| Problem requirements |
When a line of the records contains "Follow", copy it.

| Saved data entries |
BEGIN

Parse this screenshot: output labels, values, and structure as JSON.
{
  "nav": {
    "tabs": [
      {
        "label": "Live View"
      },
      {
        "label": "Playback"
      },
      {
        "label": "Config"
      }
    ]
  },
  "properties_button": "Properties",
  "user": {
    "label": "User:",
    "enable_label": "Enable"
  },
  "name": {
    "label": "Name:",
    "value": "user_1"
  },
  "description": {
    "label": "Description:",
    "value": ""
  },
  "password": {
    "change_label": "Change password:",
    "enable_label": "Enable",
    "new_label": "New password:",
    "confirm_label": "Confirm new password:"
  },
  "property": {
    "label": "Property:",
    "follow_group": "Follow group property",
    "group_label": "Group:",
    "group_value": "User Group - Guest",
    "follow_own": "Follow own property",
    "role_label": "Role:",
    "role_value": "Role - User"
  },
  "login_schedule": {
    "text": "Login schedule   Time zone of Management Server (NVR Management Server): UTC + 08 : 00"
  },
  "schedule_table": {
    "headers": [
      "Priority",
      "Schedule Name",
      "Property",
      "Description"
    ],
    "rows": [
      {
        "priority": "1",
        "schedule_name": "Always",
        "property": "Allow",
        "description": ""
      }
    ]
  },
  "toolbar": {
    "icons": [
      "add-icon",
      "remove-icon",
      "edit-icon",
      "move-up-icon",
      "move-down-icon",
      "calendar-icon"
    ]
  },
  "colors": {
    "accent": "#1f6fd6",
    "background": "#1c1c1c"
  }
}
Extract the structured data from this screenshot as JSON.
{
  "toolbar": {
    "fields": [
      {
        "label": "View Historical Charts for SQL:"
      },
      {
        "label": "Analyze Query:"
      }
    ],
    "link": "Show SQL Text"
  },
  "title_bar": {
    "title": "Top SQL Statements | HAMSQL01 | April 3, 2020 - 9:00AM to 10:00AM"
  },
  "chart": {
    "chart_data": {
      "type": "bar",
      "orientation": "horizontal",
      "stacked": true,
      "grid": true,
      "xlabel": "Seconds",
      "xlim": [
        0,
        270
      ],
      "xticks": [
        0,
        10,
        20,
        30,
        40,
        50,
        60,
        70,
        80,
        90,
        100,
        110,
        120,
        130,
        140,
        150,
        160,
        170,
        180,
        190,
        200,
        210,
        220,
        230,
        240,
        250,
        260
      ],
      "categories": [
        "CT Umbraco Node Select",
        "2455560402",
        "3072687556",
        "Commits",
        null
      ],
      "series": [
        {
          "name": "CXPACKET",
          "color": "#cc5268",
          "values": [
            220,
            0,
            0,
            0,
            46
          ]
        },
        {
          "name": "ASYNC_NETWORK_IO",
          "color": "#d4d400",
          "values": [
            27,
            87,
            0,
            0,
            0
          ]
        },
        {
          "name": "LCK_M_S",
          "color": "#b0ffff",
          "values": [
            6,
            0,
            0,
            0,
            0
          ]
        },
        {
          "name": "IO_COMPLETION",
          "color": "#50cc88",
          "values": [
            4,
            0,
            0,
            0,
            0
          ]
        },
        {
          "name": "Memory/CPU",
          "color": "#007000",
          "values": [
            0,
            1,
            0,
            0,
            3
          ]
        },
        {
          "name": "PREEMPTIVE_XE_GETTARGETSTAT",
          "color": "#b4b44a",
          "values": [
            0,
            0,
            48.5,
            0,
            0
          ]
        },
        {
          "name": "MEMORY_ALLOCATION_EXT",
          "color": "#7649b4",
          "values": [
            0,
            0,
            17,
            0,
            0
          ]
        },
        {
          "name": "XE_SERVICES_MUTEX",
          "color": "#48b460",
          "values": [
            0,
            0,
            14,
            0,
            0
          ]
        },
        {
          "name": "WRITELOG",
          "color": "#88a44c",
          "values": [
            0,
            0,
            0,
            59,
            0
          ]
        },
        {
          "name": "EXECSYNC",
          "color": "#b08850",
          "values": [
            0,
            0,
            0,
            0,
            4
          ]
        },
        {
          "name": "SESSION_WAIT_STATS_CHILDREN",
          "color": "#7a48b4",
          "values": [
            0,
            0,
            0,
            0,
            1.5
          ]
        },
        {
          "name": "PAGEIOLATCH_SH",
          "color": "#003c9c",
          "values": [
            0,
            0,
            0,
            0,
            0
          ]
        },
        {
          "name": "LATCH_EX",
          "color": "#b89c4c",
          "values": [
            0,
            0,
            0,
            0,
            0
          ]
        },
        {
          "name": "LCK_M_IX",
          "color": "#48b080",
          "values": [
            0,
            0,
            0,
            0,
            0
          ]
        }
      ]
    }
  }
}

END

| Solution to this task |
    "follow_group": "Follow group property",
    "follow_own": "Follow own property",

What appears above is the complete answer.